I loved watching how a particular plant would change season to season, framed as it was from our bedroom window. I remember our city walks, the hiking in gloriously golden aspens in fall, the bundling up and the skiing in winter, the way the city awoke each spring and how people said hello on their porches on hot summer nights.

But I am here now, my arms piled of books and clothes to put away in my suburban bedroom.

My soul is cluttered.

Like practicing scales, I rehearse a familiar story. It’s easy to wish for a different time, a different landscape. That somehow “over there” or “back then” or “when I’m…” will satisfy all our longings for home and belonging.
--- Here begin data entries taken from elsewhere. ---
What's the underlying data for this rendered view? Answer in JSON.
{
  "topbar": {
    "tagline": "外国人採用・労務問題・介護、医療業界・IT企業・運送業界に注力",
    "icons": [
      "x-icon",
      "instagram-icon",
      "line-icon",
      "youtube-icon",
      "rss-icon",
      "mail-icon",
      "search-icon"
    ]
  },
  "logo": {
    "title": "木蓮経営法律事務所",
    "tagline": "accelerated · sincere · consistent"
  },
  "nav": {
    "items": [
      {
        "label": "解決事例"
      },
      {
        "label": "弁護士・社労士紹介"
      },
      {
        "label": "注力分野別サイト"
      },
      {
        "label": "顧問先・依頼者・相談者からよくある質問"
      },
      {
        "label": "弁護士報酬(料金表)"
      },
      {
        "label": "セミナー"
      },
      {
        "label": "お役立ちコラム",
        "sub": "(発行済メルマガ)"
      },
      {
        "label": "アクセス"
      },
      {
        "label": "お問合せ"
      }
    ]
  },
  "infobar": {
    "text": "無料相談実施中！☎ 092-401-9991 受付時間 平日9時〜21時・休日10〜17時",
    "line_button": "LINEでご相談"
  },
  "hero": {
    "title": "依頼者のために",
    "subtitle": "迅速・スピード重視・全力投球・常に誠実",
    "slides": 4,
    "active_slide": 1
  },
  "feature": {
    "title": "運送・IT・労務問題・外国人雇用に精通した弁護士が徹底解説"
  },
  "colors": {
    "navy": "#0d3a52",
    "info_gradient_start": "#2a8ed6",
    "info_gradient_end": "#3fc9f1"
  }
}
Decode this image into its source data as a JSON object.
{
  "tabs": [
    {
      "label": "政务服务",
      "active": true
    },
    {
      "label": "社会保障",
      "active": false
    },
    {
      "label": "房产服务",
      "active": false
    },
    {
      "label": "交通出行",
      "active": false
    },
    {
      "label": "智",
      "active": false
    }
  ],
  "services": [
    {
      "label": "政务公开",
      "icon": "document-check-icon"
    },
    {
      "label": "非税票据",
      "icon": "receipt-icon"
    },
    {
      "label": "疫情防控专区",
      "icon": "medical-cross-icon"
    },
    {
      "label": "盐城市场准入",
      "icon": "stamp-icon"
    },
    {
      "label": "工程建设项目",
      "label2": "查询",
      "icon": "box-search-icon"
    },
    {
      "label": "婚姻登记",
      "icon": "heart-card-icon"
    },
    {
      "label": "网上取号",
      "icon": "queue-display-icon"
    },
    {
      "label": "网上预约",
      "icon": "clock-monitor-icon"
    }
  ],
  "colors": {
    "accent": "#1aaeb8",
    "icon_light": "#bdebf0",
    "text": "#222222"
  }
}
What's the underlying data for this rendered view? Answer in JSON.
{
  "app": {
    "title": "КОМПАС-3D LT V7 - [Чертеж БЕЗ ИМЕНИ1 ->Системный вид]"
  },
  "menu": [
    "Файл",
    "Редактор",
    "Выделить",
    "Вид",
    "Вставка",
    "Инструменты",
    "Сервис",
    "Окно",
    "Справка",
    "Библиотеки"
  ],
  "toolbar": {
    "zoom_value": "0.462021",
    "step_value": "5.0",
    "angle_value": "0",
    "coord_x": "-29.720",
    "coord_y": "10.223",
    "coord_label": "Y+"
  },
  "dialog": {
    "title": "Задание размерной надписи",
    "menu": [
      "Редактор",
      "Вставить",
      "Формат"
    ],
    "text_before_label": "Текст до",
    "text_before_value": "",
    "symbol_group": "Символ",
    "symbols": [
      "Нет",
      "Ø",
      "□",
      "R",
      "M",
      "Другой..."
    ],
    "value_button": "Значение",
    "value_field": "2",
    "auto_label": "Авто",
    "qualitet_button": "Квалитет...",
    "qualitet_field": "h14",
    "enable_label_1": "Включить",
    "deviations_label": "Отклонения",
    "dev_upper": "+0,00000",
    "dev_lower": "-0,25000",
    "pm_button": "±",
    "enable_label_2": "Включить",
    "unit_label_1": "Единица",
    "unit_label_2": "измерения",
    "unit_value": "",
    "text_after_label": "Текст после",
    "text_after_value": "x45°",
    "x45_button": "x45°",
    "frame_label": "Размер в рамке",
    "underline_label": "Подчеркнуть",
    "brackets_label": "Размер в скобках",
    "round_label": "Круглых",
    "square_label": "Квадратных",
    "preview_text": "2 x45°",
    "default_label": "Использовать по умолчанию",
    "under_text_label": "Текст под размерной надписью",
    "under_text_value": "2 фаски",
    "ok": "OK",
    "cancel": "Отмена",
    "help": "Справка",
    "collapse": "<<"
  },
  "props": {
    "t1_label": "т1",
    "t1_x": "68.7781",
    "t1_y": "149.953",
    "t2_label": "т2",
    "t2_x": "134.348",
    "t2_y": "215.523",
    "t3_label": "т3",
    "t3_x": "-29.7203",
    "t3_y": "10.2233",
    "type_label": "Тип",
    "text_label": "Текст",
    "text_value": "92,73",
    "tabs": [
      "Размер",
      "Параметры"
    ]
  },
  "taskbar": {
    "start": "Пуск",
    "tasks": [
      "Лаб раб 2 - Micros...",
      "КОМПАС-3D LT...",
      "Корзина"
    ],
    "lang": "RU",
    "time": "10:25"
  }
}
It’s tempting to idealize one bite-sized piece of geography — city, suburb, countryside, small town — and not learn how to love a place. Will I be able to take this long slow walk in the same direction of belonging?
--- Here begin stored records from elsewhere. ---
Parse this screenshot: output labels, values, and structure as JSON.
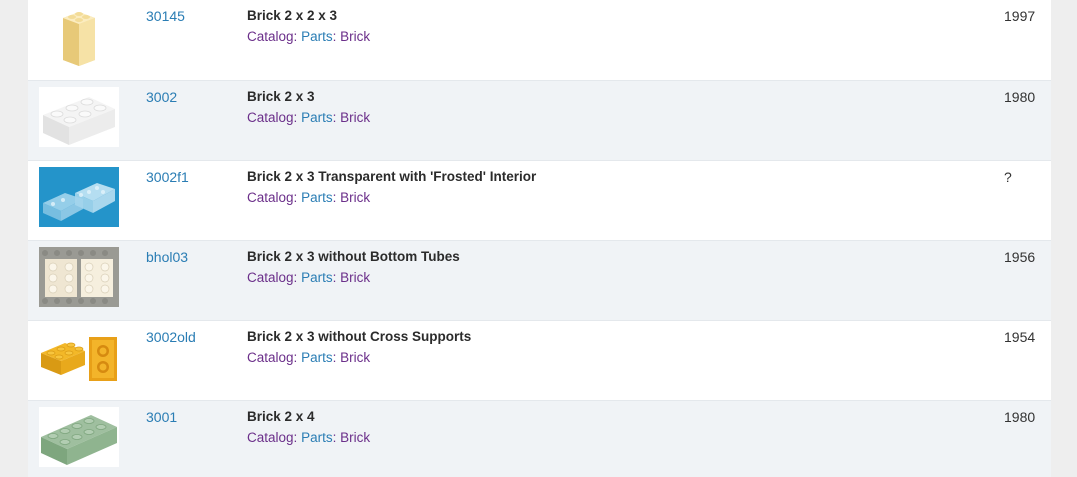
{
  "rows": [
    {
      "part": "30145",
      "title": "Brick 2 x 2 x 3",
      "catalog_label": "Catalog",
      "parts_label": "Parts",
      "brick_label": "Brick",
      "year": "1997",
      "image_icon": "tan-brick-2x2x3-icon"
    },
    {
      "part": "3002",
      "title": "Brick 2 x 3",
      "catalog_label": "Catalog",
      "parts_label": "Parts",
      "brick_label": "Brick",
      "year": "1980",
      "image_icon": "white-brick-2x3-icon"
    },
    {
      "part": "3002f1",
      "title": "Brick 2 x 3 Transparent with 'Frosted' Interior",
      "catalog_label": "Catalog",
      "parts_label": "Parts",
      "brick_label": "Brick",
      "year": "?",
      "image_icon": "transparent-brick-icon"
    },
    {
      "part": "bhol03",
      "title": "Brick 2 x 3 without Bottom Tubes",
      "catalog_label": "Catalog",
      "parts_label": "Parts",
      "brick_label": "Brick",
      "year": "1956",
      "image_icon": "cream-brick-photo-icon"
    },
    {
      "part": "3002old",
      "title": "Brick 2 x 3 without Cross Supports",
      "catalog_label": "Catalog",
      "parts_label": "Parts",
      "brick_label": "Brick",
      "year": "1954",
      "image_icon": "yellow-brick-icon"
    },
    {
      "part": "3001",
      "title": "Brick 2 x 4",
      "catalog_label": "Catalog",
      "parts_label": "Parts",
      "brick_label": "Brick",
      "year": "1980",
      "image_icon": "sand-green-brick-2x4-icon"
    }
  ],
  "colors": {
    "link": "#2a7db4",
    "catalog": "#6b2f8a",
    "row_alt": "#f0f3f6"
  }
}
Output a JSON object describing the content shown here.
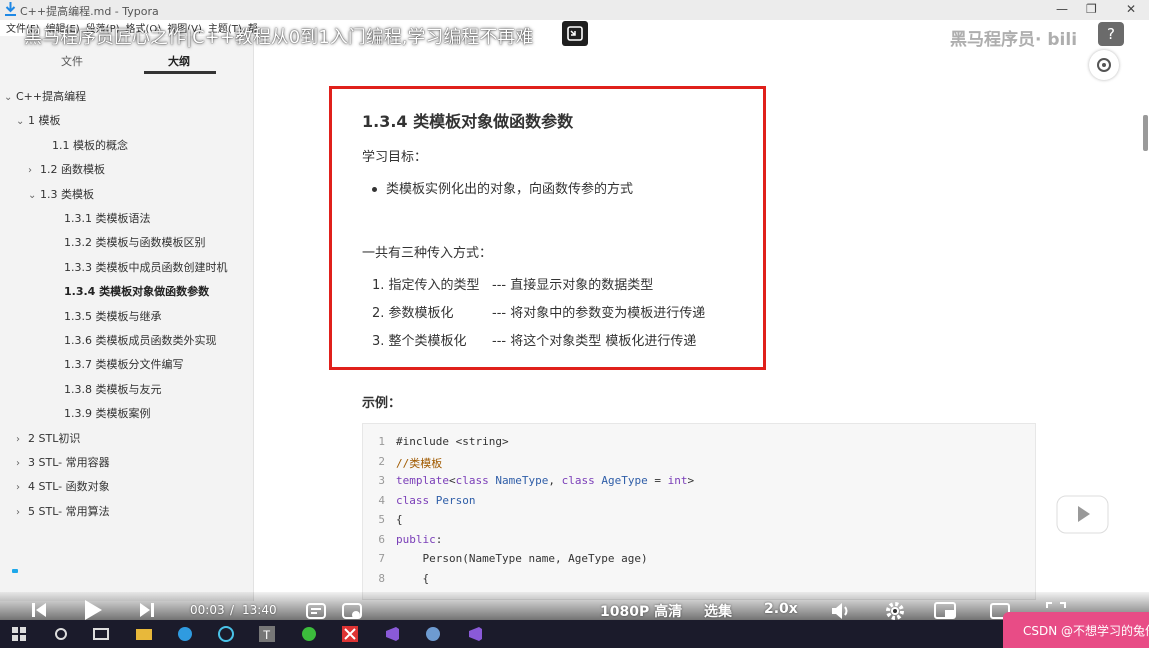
{
  "window": {
    "title": "C++提高编程.md - Typora"
  },
  "menu": [
    "文件(F)",
    "编辑(E)",
    "段落(P)",
    "格式(O)",
    "视图(V)",
    "主题(T)",
    "帮助(H)"
  ],
  "sidebar": {
    "tabs": [
      "文件",
      "大纲"
    ],
    "outline": [
      {
        "label": "C++提高编程",
        "caret": "v"
      },
      {
        "label": "1 模板",
        "caret": "v"
      },
      {
        "label": "1.1 模板的概念",
        "caret": ""
      },
      {
        "label": "1.2 函数模板",
        "caret": ">"
      },
      {
        "label": "1.3 类模板",
        "caret": "v"
      },
      {
        "label": "1.3.1 类模板语法",
        "caret": ""
      },
      {
        "label": "1.3.2 类模板与函数模板区别",
        "caret": ""
      },
      {
        "label": "1.3.3 类模板中成员函数创建时机",
        "caret": ""
      },
      {
        "label": "1.3.4 类模板对象做函数参数",
        "caret": "",
        "active": true
      },
      {
        "label": "1.3.5 类模板与继承",
        "caret": ""
      },
      {
        "label": "1.3.6 类模板成员函数类外实现",
        "caret": ""
      },
      {
        "label": "1.3.7 类模板分文件编写",
        "caret": ""
      },
      {
        "label": "1.3.8 类模板与友元",
        "caret": ""
      },
      {
        "label": "1.3.9 类模板案例",
        "caret": ""
      },
      {
        "label": "2 STL初识",
        "caret": ">"
      },
      {
        "label": "3 STL- 常用容器",
        "caret": ">"
      },
      {
        "label": "4 STL- 函数对象",
        "caret": ">"
      },
      {
        "label": "5 STL- 常用算法",
        "caret": ">"
      }
    ]
  },
  "doc": {
    "heading": "1.3.4 类模板对象做函数参数",
    "goal_label": "学习目标：",
    "goal_item": "类模板实例化出的对象，向函数传参的方式",
    "ways_label": "一共有三种传入方式：",
    "ways": [
      {
        "a": "1. 指定传入的类型",
        "b": "--- 直接显示对象的数据类型"
      },
      {
        "a": "2. 参数模板化",
        "b": "--- 将对象中的参数变为模板进行传递"
      },
      {
        "a": "3. 整个类模板化",
        "b": "--- 将这个对象类型 模板化进行传递"
      }
    ],
    "example_label": "示例：",
    "code": [
      {
        "n": "1",
        "parts": [
          [
            "",
            "#include <string>"
          ]
        ]
      },
      {
        "n": "2",
        "parts": [
          [
            "cm",
            "//类模板"
          ]
        ]
      },
      {
        "n": "3",
        "parts": [
          [
            "kw",
            "template"
          ],
          [
            "",
            "<"
          ],
          [
            "kw",
            "class"
          ],
          [
            "ty",
            " NameType"
          ],
          [
            "",
            ", "
          ],
          [
            "kw",
            "class"
          ],
          [
            "ty",
            " AgeType"
          ],
          [
            "",
            " = "
          ],
          [
            "kw",
            "int"
          ],
          [
            "",
            ">"
          ]
        ]
      },
      {
        "n": "4",
        "parts": [
          [
            "kw",
            "class"
          ],
          [
            "ty",
            " Person"
          ]
        ]
      },
      {
        "n": "5",
        "parts": [
          [
            "",
            "{"
          ]
        ]
      },
      {
        "n": "6",
        "parts": [
          [
            "kw",
            "public"
          ],
          [
            "",
            ":"
          ]
        ]
      },
      {
        "n": "7",
        "parts": [
          [
            "",
            "    Person(NameType name, AgeType age)"
          ]
        ]
      },
      {
        "n": "8",
        "parts": [
          [
            "",
            "    {"
          ]
        ]
      }
    ]
  },
  "video": {
    "title": "黑马程序员匠心之作|C++教程从0到1入门编程,学习编程不再难",
    "watermark": "黑马程序员·",
    "time_current": "00:03",
    "time_sep": "/",
    "time_total": "13:40",
    "quality": "1080P 高清",
    "episodes": "选集",
    "speed": "2.0x",
    "help": "?",
    "progress_fraction": 0.004
  },
  "taskbar": {
    "notification": "CSDN @不想学习的兔仔"
  },
  "colors": {
    "highlight": "#e0201b",
    "progress": "#1ea8ea",
    "taskbar": "#1b1b2b"
  }
}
I look all of it in the eye. I let myself fall into nostalgia and I repeat suburban tropes — that suburbanites are shallow or only care about their safety. Yet, upon second glance, I see how I, too, will rifle through the dollar spot at Target to try to be seen. I understand how granite countertops might make us feel like we belong. I understand this search for beauty and how I want it to be as easy as fitting into a smaller pair of jeans.
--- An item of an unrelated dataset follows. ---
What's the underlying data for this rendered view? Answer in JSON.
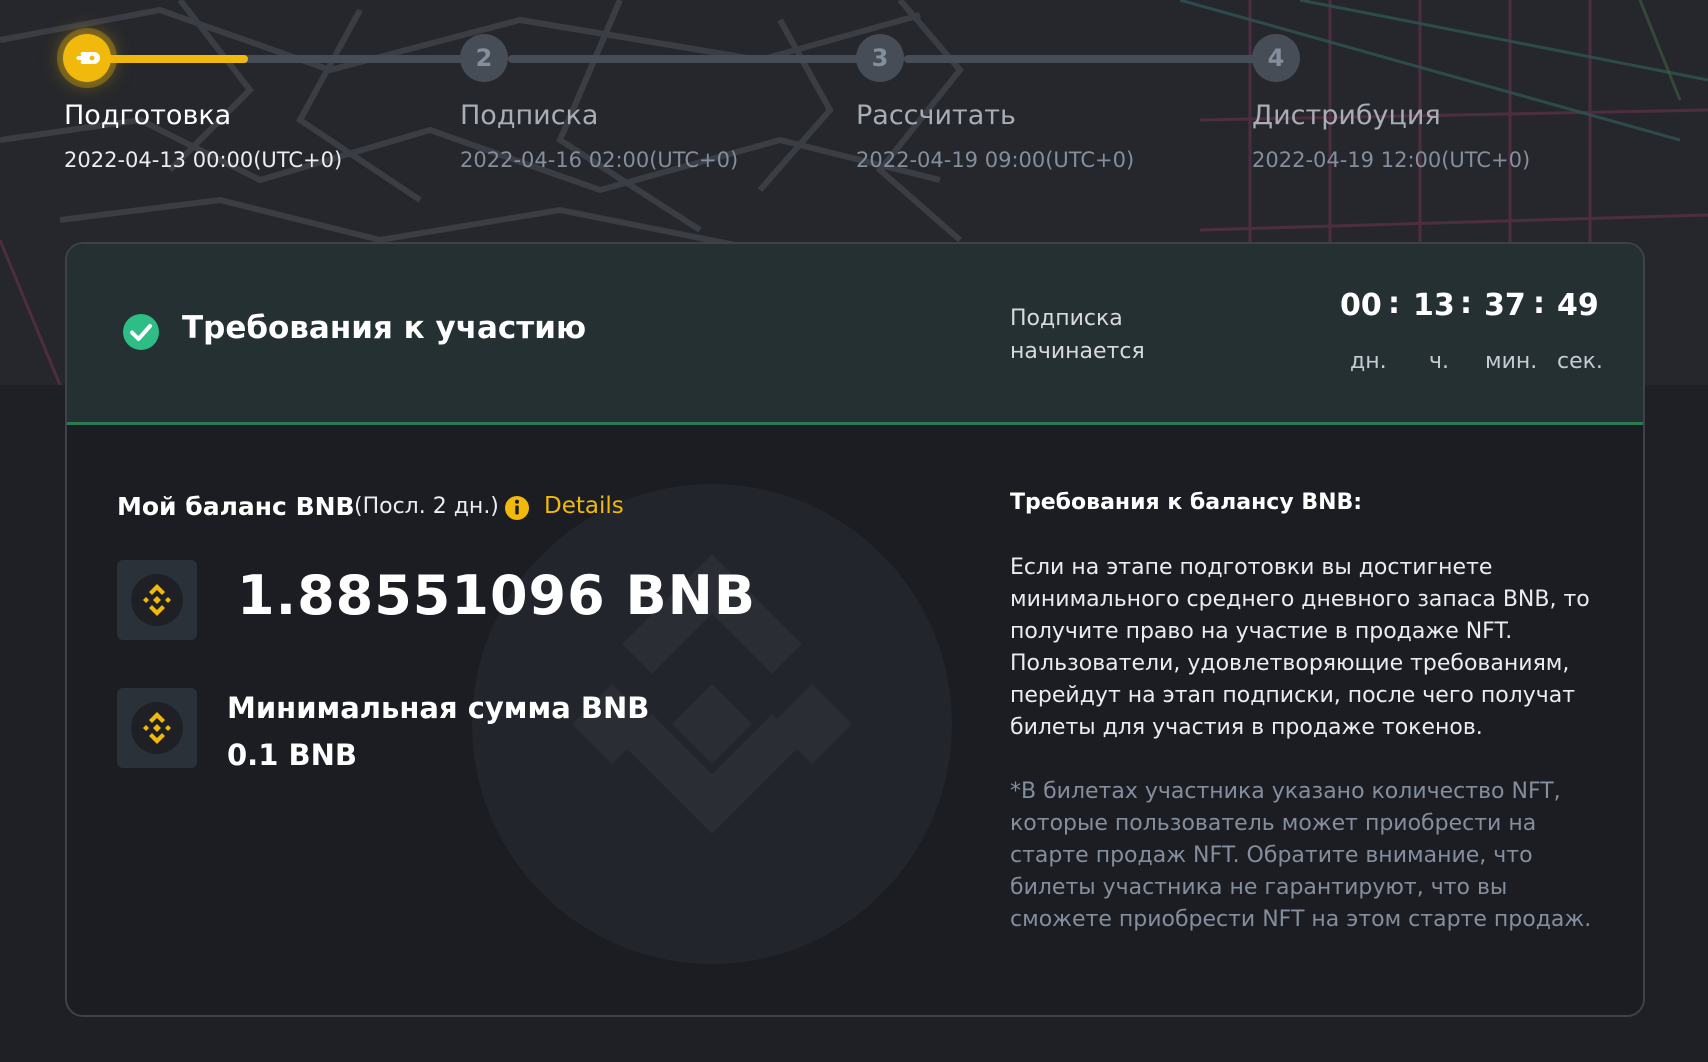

Yet, I know the God of the cosmos welcomes us into a belonging that isn’t contingent on the size of our home, our bank account, or our dress size. It is this spaciousness of God (which, as C. S. Lewis wrote, is bigger on the inside than on the outside) where we will find home.

And yet. There is still the ache of all the lives we have not lived. There is the ache of goodbye. And there is the ache of unknowing. Most of all, perhaps, there is the tasks of the day — the washing up, the picking up of bobby pins and laundry piles, the walking to and from school — that orient not only our bodies, but our hearts.

I know places form our loves.

How do I — how do you — begin to really belong to our places? How might we love our particular streets even while seeing the ways we’re unconsciously turned in on ourselves? How do we learn to be open, broken, and given for our places? Where might we feel free to drop the weight of pretending to have it all securely gathered up in our arms?

We embrace gentle and slow disciplines of staying put and starting small.

So on a day when my soul is as frenzied as my bedroom floor, I choose to learn how to belong here. I walk my walking paths. My husband and I clutch coffee mugs and walk our children to school.  We meet neighbors. We welcome people into our local church. We show up. I look at all the quirks of my suburban setting in the eye. I name the beauty and the brokenness.

Now, this is my one precious spot of earth I am called to be poured out for. This cul-de-sac is where I will see the glory of God.  Not in the golden aspens or green mountain glory; no. Yet, I will choose to find God in the glory of this ordinary making of dinner, in our soccer schedules, in the grace of another day, in people’s faces who are broken and beautiful images of the God who wrapped himself in flesh to be near us.

We start small and we stay put. We do the things we always do — we wake, we do our good work, we make the coffee, we pray to the God who sees, the God who embraces and clothes our failures and preening. Here, in the middle of a suburban tract home, I’ve come to the end of myself and it is very good.

I put the bobby pins in their drawer, I name the loss and yet pray for the grace to live well right here. Might finding holy in the suburbs start right here in the ordinary, and lead into a spaciousness of body and soul that’s bigger on the inside than on the outside? I straighten the teetering piles and pray it be so.

Ashley Hales holds a PhD in English from the University of Edinburgh, Scotland. She’s a writer, speaker, the wife to a church planter in the southern California suburbs and mother to four.

Her writing has been featured in such places as The Gospel CoalitionBooks & Culture, and Christianity Today. Her first book is Finding Holy in the Suburbs: Living Faithfully in the Land of Too Much (IVP). Connect with Ashley at or on social media at @aahales.